Reaching For The Guinness

The officially declared desire to go for the record must itself be a kind of record.

Written by Alok Rai | Updated: June 20, 2015 8:59:13 am
yoga, International Yoga Day, yoga, Yoga Guinness records, Guinness Book of Records, Guinness Records, Guineas Book, yoga world record, india yoga Guinness Records, world record,  world Guinness Records,  Guinness Book Records,  Alok Rai column, Narendra Modi, bjp government, modi government, ie column, indian express column Preparations on full swing at Rajpath, which has been covered with Yoga mats ahead of International Yoga Day. (Source: Express photo by Oinam Anand)

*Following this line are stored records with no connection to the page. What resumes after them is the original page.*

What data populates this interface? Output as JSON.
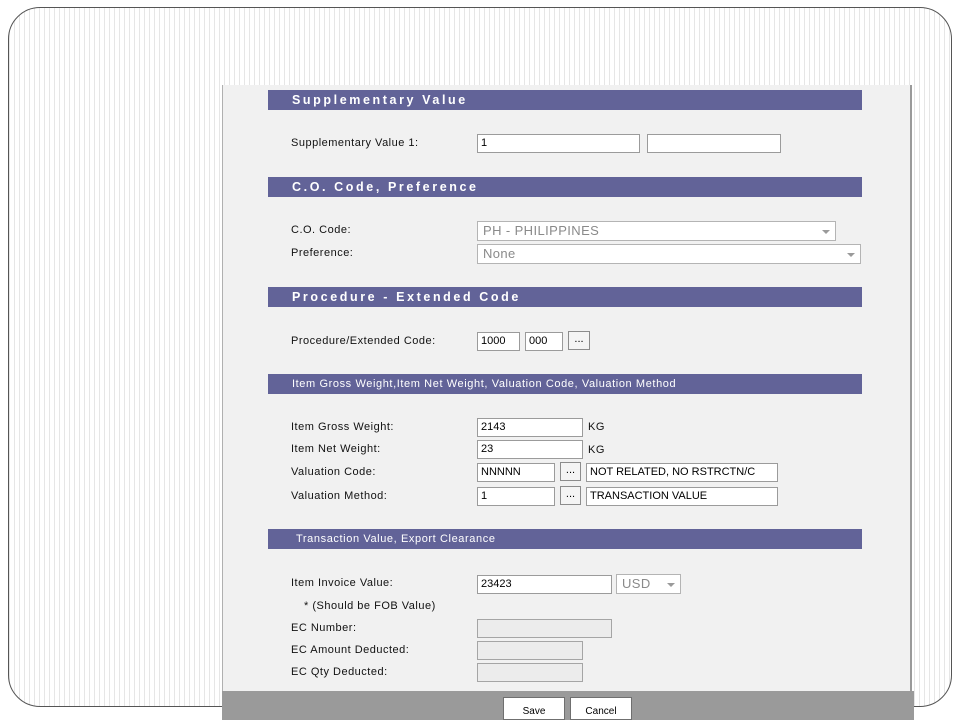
{
  "sections": {
    "supplementary": {
      "title": "Supplementary Value",
      "label": "Supplementary Value 1:",
      "value1": "1",
      "value2": ""
    },
    "co": {
      "title": "C.O. Code, Preference",
      "co_label": "C.O. Code:",
      "co_value": "PH - PHILIPPINES",
      "pref_label": "Preference:",
      "pref_value": "None"
    },
    "procedure": {
      "title": "Procedure - Extended Code",
      "label": "Procedure/Extended Code:",
      "code": "1000",
      "ext": "000",
      "lookup": "..."
    },
    "weight": {
      "title": "Item Gross Weight,Item Net Weight, Valuation Code, Valuation Method",
      "gross_label": "Item Gross Weight:",
      "gross_value": "2143",
      "gross_unit": "KG",
      "net_label": "Item Net Weight:",
      "net_value": "23",
      "net_unit": "KG",
      "valcode_label": "Valuation Code:",
      "valcode_value": "NNNNN",
      "valcode_lookup": "...",
      "valcode_desc": "NOT RELATED, NO RSTRCTN/C",
      "valmethod_label": "Valuation Method:",
      "valmethod_value": "1",
      "valmethod_lookup": "...",
      "valmethod_desc": "TRANSACTION VALUE"
    },
    "transaction": {
      "title": "Transaction Value, Export Clearance",
      "invoice_label": "Item Invoice Value:",
      "invoice_value": "23423",
      "currency": "USD",
      "fob_note": "* (Should be FOB Value)",
      "ec_number_label": "EC Number:",
      "ec_number_value": "",
      "ec_amount_label": "EC Amount Deducted:",
      "ec_amount_value": "",
      "ec_qty_label": "EC Qty Deducted:",
      "ec_qty_value": ""
    }
  },
  "footer": {
    "save_label": "Save",
    "cancel_label": "Cancel"
  },
  "colors": {
    "section_bar": "#626398",
    "panel_bg": "#f1f1f1",
    "footer_bar": "#9a9a9a"
  }
}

In 1951, as a consequence of an entirely inconsequential argument during a shooting excursion — which is the fastest game bird? — a Guinness executive realised that there was no resource available to which reference could be made to settle the argument. Canny marketing man that he was, he soon realised that, evening after evening, night after night, in pubs across Ireland and beyond, there must arise similar inconsequential arguments — fuelled by the stout that it was his business to sell. Thus the idea of the Guinness Book of Records was born, the ultimate resource for people who wished to claim, and argue over, foolish records.

The Guinness Book started small, as a complimentary giveaway, but soon became a phenomenal (and continuing) commercial success. It was initially put together by two brothers — the McWhirters, Ross and Norris — who were famous fact-grubbers. In 1975, Ross was shot dead by the Provisional Irish Republican Army, an event whose cultural significance compares with the killing of Shardha Ram Phillauri, author of the ubiquitous bhajan, “Om Jai Jagdish Hare”, by an enraged Muslim fanatic.

The Guinness Book of Records occupies a special place in Indian life. Popularly known as the “Guineas Book”, it represents the horizon of aspiration for a variety of normal, everyday cranks. For the anonymous millions who are marooned in the mundane — dust unto dust — the Guinness Book of Records offers an accessible way of reaching out for recognition by the “world”, because of course the Guinness Book of Records is, officially or otherwise, the Guinness Book of World Records. It provides a hospitable context for their extreme antics — eating rosogullas or, if you are a Bihari parent, pushing your two-year-old to clear the medical entrance exam. A claim to the Guinness Book is duly preferred and, provided the antic is sufficiently extreme and obscure, duly granted. And instantly there is cause for celebration in some teeming mofussil backwater.